**Try it**
Among the entries below, find the lines that hold the word "como" and report them.

Dataset rows describing interfaces:
■ ■ ■ ■ ■ ■ ■
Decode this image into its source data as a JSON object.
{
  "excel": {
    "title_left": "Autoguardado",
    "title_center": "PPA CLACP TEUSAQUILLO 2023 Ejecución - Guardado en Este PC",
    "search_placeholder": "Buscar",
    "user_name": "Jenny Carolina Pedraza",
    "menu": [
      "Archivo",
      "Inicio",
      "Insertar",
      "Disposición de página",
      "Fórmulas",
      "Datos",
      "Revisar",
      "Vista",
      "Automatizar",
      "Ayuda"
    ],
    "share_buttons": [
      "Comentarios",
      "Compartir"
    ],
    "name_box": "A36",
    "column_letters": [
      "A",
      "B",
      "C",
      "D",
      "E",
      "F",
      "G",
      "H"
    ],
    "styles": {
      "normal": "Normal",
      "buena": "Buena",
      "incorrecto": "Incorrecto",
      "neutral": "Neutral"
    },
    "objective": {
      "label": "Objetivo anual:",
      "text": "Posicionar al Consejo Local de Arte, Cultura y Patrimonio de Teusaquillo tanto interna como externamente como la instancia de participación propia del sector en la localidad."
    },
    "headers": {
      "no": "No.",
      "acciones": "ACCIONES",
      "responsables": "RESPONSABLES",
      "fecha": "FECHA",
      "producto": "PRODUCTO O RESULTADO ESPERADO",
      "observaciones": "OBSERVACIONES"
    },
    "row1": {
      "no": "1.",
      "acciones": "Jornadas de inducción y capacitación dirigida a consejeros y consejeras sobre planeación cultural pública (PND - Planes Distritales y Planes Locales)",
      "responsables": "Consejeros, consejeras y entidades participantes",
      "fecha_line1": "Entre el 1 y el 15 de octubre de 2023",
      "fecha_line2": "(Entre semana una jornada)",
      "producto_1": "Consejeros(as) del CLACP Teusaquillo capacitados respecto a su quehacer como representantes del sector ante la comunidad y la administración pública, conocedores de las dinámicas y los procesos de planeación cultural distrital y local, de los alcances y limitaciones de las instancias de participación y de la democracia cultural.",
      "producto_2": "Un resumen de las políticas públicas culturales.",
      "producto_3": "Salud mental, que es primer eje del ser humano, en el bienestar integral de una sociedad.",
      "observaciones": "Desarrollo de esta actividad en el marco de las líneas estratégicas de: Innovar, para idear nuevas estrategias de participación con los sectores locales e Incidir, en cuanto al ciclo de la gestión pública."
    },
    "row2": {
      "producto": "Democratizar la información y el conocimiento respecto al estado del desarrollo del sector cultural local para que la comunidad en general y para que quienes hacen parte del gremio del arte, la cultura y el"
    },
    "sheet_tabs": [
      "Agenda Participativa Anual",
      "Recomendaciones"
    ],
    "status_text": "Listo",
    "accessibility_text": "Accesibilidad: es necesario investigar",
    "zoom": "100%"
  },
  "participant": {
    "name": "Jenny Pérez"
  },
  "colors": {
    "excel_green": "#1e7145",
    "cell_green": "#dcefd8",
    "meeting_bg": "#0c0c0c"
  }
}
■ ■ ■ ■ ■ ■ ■
**Output of the task**
      "text": "Posicionar al Consejo Local de Arte, Cultura y Patrimonio de Teusaquillo tanto interna como externamente como la instancia de participación propia del sector en la localidad."
      "producto_1": "Consejeros(as) del CLACP Teusaquillo capacitados respecto a su quehacer como representantes del sector ante la comunidad y la administración pública, conocedores de las dinámicas y los procesos de planeación cultural distrital y local, de los alcances y limitaciones de las instancias de participación y de la democracia cultural.",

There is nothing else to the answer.